“I categorically deny the fact that safety equipment is not available to our employees,” says Chris Grimbilas, a spokesman for Quality Egg of New England and Maine Contract Farming, two of the companies that took over operations from DeCoster.
Both Grimbilas and the regional director of the Occupational Safety and Health Administration say a recent investigation of that claim was found to be without merit. The OSHA director declined to talk on tape. As for alleged wage and hour violations, a spokesman for the Maine Department of Labor says he can neither confirm nor deny that an investigation is taking place.
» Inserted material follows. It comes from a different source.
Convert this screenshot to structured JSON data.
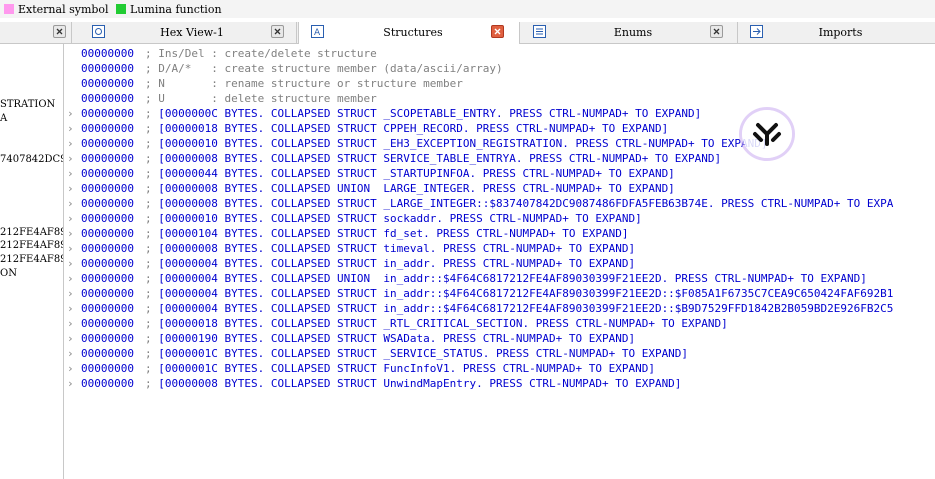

Grimbilas says he’s not aware of any specific complaint. “I can tell you this: We do have somebody from the Department of Labor who comes in on a periodic basis and reviews our employment records, including our time cards, to make sure that we are doing what we are supposed to be doing, and we have not been found on any of these audits to have an issue.”
Grimbilas says confidentiality rules prevent him from discussing why a particular employee is fired. But he says his companies adhere to a strict policy of written warnings before any such action is taken. In addition, he says employees are always provided with medical attention and an interpreter as soon as they report an injury.
He also rejects the idea that any worker is not paid time-and-a-half after working more than 40 hours–although he says there have been instances where some workers have been asked to cut back for their own good.
“We’re not slave drivers here. We don’t want people working until they drop,” he says. “That would be unreasonable. So if they do work excessive hours where it could potentially pose them an exhaustion or a health hazard then, yes, we do indeed ask them to cut back.”
Jose Lopez of LULAC thinks the company is exploiting workers who speak little English, work in isolated conditions and are desperate to send hard-earned money back to their families. And that’s why he says the advocacy group is getting involved.
“We’re meeting with every single employee that wants to come out publicly,” he says. “We’re going to record their voices and get it out to the media. I think the public needs to know what’s going on here in Maine and the nation too.”
This week LULAC bought bus tickets for several of the workers interviewed for this story. And on Friday, Lopez and other members of LULAC will also testify against a bill that would exempt the former DeCoster Egg Farm from having to pay overtime.
It’s a bill that Grimbilas says did not originate with the agribusiness and one he says that will not change the company’s plan to continue paying overtime, whether it is approved by the Legislature or not.